I planked the chicken on a cedar shingle over hot coals after stuffing it with a chunk of onion and one of lemon. The skin darkened to this mahogany color and the meat roasted to a deep, smoky deliciousness. We simply carved and enjoyed it the first day with veggies on the side, and reveled in the lean but juicy flavor.
But that's not all I plan for this bird - I'll fashion at least two other meals from it. I'm off to the (chicken) races!
Sunday, October 9, 2011
Sweets To The Sweet
My Beloved has a favorite cake. Pineapple upside down cake makes his day. He can't recall when he obtained this particular addiction but he's had it as long as he can remember.
When his birthday dawned without my having a single idea for presents, I decided to bake him his favorite cake. Off to the grocery store for a can of Dole pineapple rings; I already had a jar of maraschino cherries left over from the Alley Rats party.
A little online research revealed Betty Crocker's recipe for upside down cake - it looked easy and, best of all, so very apropos for such an old-fashioned dessert to be following Betty's instructions. I had to make some changes to the recipe - to substitute real butter for the margarine (that stuff always seems evil to me), to change out the brown sugar for maple sugar (which is less sweet, spoon for spoon, and adds an interesting flavor) and to bake it in a heart-shaped pan. Oh, and rather than use a cake mix, I just made a quick yellow cake batter I found on the interwebs.
The cake batter ran over and made a mess of my oven, the cake tried to stick to the pan and I had to rearrange the pineapple on top once the cake was out of the pan, but you can see from his reaction that none of that mattered. He was tickled pink with his birthday cake.

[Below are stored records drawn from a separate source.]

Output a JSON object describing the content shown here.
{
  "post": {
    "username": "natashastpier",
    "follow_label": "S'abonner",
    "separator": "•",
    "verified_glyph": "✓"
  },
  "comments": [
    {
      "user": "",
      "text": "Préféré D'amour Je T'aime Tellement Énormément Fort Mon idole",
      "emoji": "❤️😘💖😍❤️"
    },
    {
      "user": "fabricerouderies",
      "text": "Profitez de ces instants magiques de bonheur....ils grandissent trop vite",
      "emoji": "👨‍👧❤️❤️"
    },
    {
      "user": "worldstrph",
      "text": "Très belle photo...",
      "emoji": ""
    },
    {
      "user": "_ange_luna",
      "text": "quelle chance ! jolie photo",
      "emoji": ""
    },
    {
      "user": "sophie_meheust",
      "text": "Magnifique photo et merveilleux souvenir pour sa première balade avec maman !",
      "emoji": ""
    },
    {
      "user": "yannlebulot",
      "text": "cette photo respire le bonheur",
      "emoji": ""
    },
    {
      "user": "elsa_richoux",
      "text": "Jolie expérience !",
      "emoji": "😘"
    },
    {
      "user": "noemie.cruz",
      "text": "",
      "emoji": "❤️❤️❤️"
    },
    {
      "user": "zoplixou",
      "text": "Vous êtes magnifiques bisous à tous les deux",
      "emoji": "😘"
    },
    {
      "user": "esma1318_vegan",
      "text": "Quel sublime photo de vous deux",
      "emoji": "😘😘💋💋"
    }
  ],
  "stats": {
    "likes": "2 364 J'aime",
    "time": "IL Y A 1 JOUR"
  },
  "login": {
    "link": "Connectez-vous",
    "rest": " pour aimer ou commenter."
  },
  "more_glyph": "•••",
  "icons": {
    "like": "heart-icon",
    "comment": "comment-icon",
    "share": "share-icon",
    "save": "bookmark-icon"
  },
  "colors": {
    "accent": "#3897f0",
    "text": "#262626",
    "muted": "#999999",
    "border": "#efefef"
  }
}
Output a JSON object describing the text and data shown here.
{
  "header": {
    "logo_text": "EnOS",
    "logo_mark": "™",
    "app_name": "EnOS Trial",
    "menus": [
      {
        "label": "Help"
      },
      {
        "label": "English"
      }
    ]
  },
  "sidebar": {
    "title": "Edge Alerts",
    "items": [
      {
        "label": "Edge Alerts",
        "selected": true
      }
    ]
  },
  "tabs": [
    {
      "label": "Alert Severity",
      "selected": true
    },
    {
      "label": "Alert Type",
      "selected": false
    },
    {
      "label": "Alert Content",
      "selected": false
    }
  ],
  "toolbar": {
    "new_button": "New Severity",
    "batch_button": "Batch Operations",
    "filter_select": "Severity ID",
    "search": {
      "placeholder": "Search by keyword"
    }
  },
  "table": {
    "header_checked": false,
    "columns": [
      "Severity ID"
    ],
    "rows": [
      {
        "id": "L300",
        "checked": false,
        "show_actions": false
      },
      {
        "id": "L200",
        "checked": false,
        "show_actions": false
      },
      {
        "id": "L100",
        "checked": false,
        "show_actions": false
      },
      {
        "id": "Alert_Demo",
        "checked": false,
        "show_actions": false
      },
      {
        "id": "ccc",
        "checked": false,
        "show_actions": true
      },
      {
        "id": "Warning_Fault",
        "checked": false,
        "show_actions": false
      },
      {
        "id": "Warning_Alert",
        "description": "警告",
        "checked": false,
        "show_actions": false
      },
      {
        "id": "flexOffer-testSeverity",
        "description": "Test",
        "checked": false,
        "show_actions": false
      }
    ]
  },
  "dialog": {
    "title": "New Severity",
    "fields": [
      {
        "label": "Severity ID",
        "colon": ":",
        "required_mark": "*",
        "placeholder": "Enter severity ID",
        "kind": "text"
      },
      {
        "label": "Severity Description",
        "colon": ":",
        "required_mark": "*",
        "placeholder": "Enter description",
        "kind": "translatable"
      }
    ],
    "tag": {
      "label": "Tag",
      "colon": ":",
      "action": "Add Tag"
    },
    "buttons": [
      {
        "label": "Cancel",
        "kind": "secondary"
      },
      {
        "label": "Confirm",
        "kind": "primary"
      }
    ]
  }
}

The old expression, "Sweets to the sweet" has never been more appropriate.
Thursday, October 6, 2011
Yes, that's an Apple laptop amongst the clutter on my desk. I'm sad that Steve Jobs is gone.

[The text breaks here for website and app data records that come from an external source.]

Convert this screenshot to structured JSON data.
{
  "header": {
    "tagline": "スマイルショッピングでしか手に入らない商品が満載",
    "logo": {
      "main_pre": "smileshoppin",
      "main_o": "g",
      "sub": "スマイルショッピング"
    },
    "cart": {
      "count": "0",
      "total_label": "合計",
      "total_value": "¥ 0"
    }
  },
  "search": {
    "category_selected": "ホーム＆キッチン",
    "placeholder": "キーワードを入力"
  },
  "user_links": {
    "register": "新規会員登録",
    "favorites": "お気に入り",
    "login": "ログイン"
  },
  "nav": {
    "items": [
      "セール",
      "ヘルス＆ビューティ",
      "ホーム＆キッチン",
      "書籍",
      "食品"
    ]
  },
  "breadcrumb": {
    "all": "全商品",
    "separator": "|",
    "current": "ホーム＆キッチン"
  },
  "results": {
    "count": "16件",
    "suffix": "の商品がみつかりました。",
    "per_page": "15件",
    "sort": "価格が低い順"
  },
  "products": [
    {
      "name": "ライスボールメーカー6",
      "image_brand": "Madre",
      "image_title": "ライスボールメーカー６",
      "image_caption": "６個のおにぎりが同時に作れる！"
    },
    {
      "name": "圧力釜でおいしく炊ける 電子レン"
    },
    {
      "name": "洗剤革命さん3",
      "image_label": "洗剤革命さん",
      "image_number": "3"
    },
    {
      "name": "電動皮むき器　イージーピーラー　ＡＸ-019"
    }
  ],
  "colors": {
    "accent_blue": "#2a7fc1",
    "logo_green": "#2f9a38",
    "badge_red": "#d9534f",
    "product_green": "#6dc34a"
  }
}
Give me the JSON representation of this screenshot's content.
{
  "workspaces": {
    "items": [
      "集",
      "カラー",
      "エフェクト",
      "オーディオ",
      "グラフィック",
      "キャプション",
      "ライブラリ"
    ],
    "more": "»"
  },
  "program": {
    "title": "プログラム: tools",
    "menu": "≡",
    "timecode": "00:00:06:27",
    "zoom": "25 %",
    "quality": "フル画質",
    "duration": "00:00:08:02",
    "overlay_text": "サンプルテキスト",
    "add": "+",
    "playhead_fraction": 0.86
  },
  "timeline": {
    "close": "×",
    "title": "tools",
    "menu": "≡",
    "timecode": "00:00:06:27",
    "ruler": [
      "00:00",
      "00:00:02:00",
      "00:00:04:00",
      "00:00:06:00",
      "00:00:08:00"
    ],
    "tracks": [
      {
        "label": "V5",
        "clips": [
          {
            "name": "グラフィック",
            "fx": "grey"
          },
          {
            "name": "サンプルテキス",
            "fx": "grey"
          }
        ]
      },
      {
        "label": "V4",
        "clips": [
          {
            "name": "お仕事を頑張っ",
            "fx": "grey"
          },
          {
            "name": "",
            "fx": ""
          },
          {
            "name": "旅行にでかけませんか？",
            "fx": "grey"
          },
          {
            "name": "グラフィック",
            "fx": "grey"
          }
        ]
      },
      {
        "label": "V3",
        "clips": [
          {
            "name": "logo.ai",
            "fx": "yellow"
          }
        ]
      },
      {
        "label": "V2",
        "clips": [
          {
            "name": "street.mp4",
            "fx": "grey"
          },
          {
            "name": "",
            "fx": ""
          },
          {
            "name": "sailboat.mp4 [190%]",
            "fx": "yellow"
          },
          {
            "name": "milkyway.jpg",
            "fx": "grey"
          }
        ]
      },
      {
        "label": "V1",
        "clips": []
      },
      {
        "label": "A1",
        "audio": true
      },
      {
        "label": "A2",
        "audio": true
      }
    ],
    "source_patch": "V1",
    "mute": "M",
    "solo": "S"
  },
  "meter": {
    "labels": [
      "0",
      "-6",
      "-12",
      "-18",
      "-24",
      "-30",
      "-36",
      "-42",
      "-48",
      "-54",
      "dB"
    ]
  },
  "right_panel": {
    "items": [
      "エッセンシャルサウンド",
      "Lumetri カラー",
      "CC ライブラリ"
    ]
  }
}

In the early '80s, when I was back in college as an adult student finishing my long-delayed Bachelor and then Master degrees, I used to write my papers long hand, putting down ideas in any order, then literally cutting the pages apart with scissors, taping them back together in a logical sequence, then polishing and laboriously typing them. At that time, I was typing approximately 10 words per minute. You can imagine my delight when a much younger fellow student introduced me to my first Macintosh computer.
I was initially skeptical of this whole computing biz, so she started me on their "MacPaint" program where I played with the tools and learned to love the funny little square Mac with the smiley face that greeted me each time I turned it on. Then, she showed me word processing where all that laborious cutting and pasting, and corrections, were done with a few simple keystrokes - it was truly a revelation. I was hooked.

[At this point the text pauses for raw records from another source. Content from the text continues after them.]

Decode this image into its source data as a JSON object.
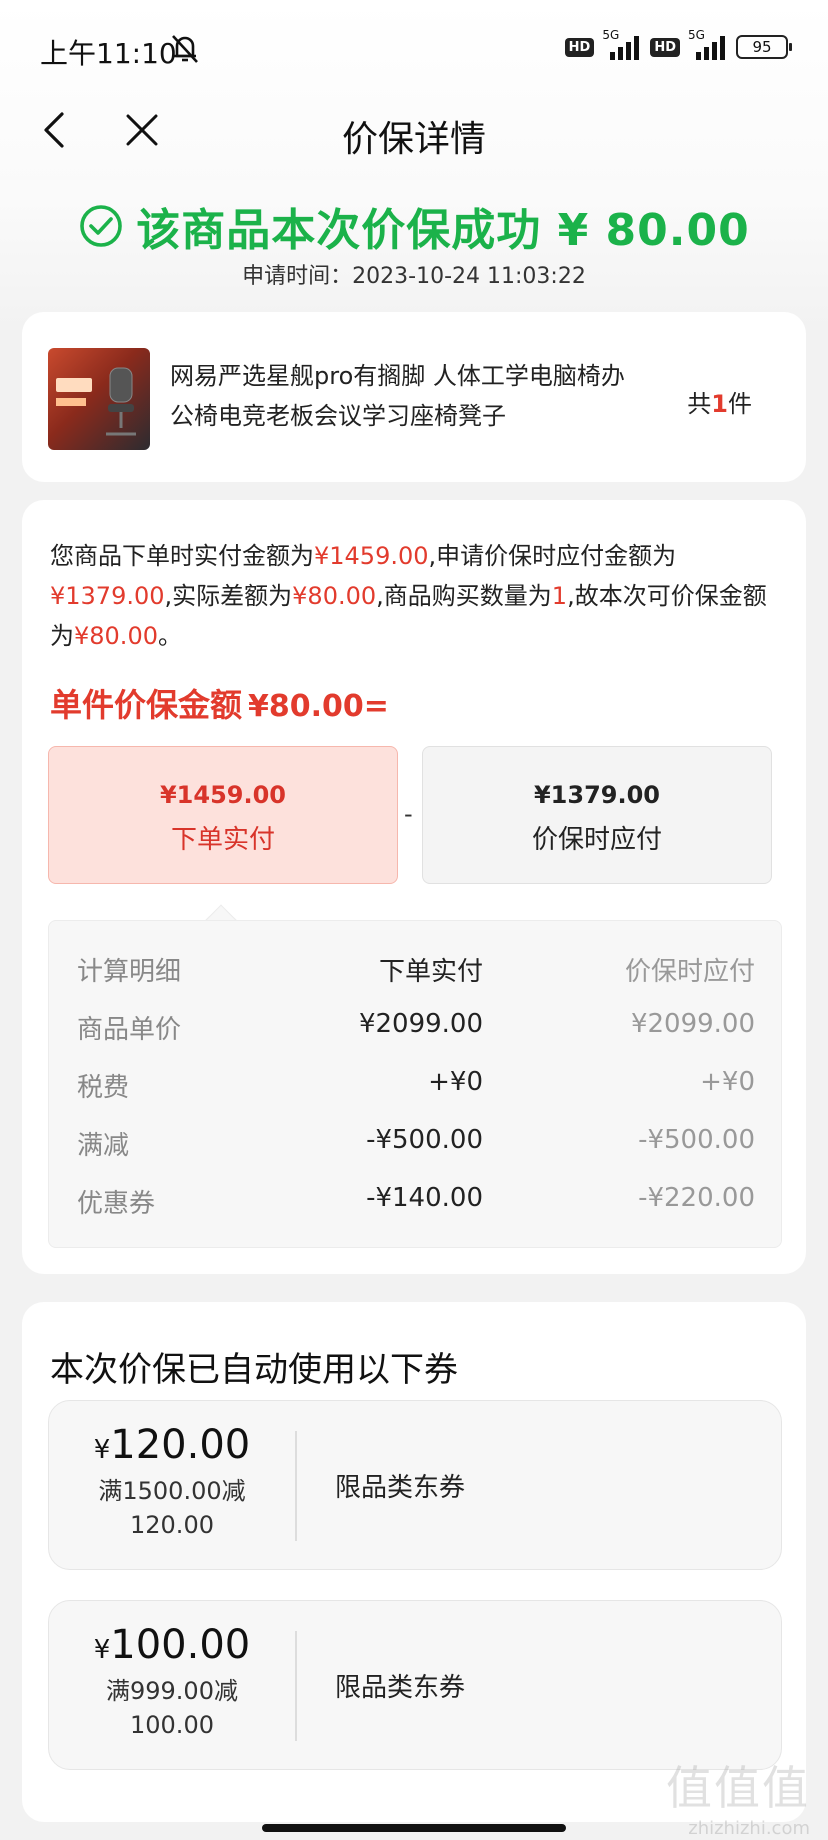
{
  "status_bar": {
    "time": "上午11:10",
    "hd1": "HD",
    "net1": "5G",
    "hd2": "HD",
    "net2": "5G",
    "battery": "95"
  },
  "nav": {
    "title": "价保详情",
    "back_icon": "back-chevron-icon",
    "close_icon": "close-icon"
  },
  "header": {
    "success_text": "该商品本次价保成功 ¥ 80.00",
    "apply_time": "申请时间：2023-10-24 11:03:22",
    "success_color": "#1bb24a"
  },
  "product": {
    "name": "网易严选星舰pro有搁脚 人体工学电脑椅办公椅电竞老板会议学习座椅凳子",
    "qty_prefix": "共",
    "qty_num": "1",
    "qty_suffix": "件"
  },
  "detail": {
    "desc": {
      "p1": "您商品下单时实付金额为",
      "v1": "¥1459.00",
      "p2": ",申请价保时应付金额为",
      "v2": "¥1379.00",
      "p3": ",实际差额为",
      "v3": "¥80.00",
      "p4": ",商品购买数量为",
      "v4": "1",
      "p5": ",故本次可价保金额为",
      "v5": "¥80.00",
      "p6": "。"
    },
    "unit_label": "单件价保金额",
    "unit_amount": "¥80.00=",
    "box_left": {
      "amount": "¥1459.00",
      "label": "下单实付"
    },
    "minus": "-",
    "box_right": {
      "amount": "¥1379.00",
      "label": "价保时应付"
    },
    "calc": {
      "headers": [
        "计算明细",
        "下单实付",
        "价保时应付"
      ],
      "rows": [
        [
          "商品单价",
          "¥2099.00",
          "¥2099.00"
        ],
        [
          "税费",
          "+¥0",
          "+¥0"
        ],
        [
          "满减",
          "-¥500.00",
          "-¥500.00"
        ],
        [
          "优惠券",
          "-¥140.00",
          "-¥220.00"
        ]
      ]
    },
    "accent_red": "#e23b2d"
  },
  "coupons": {
    "title": "本次价保已自动使用以下券",
    "items": [
      {
        "symbol": "¥",
        "amount": "120.00",
        "rule": "满1500.00减120.00",
        "scope": "限品类东券"
      },
      {
        "symbol": "¥",
        "amount": "100.00",
        "rule": "满999.00减100.00",
        "scope": "限品类东券"
      }
    ]
  },
  "watermark": {
    "logo": "值值值",
    "url": "zhizhizhi.com"
  }
}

I bought the top of the line Mac at a huge student discount, hooked it all up by myself in an hour, and was learning programs that first day. That computer lasted 12 years and saved my ass in more classes than I care to remember. It made me look good. Oh, occasionally, I would get the "bomb" screen and lose all my work, but it was reliable for the most part, easy to use and even a little fun. Finally, one day as I was emailing a friend, the screen went dark and a little wisp of white smoke wafted out of the back.
That was the first of several Apple computers I have owned and loved. Currently, I'm enjoying my MacBook Pro for all the same reasons and more that I loved my first Mac. And for Christmas last year, My Beloved gave me Paddy, my iPad. I'm an Apple lover from 'way back.
So, when I heard that Steve Jobs' screen had gone dark and his little wisp of white smoke had wafted out, I was sorry in a very personal way. There will be lots written about him this week but I needed to add my two cents' worth. Thanks, Steve.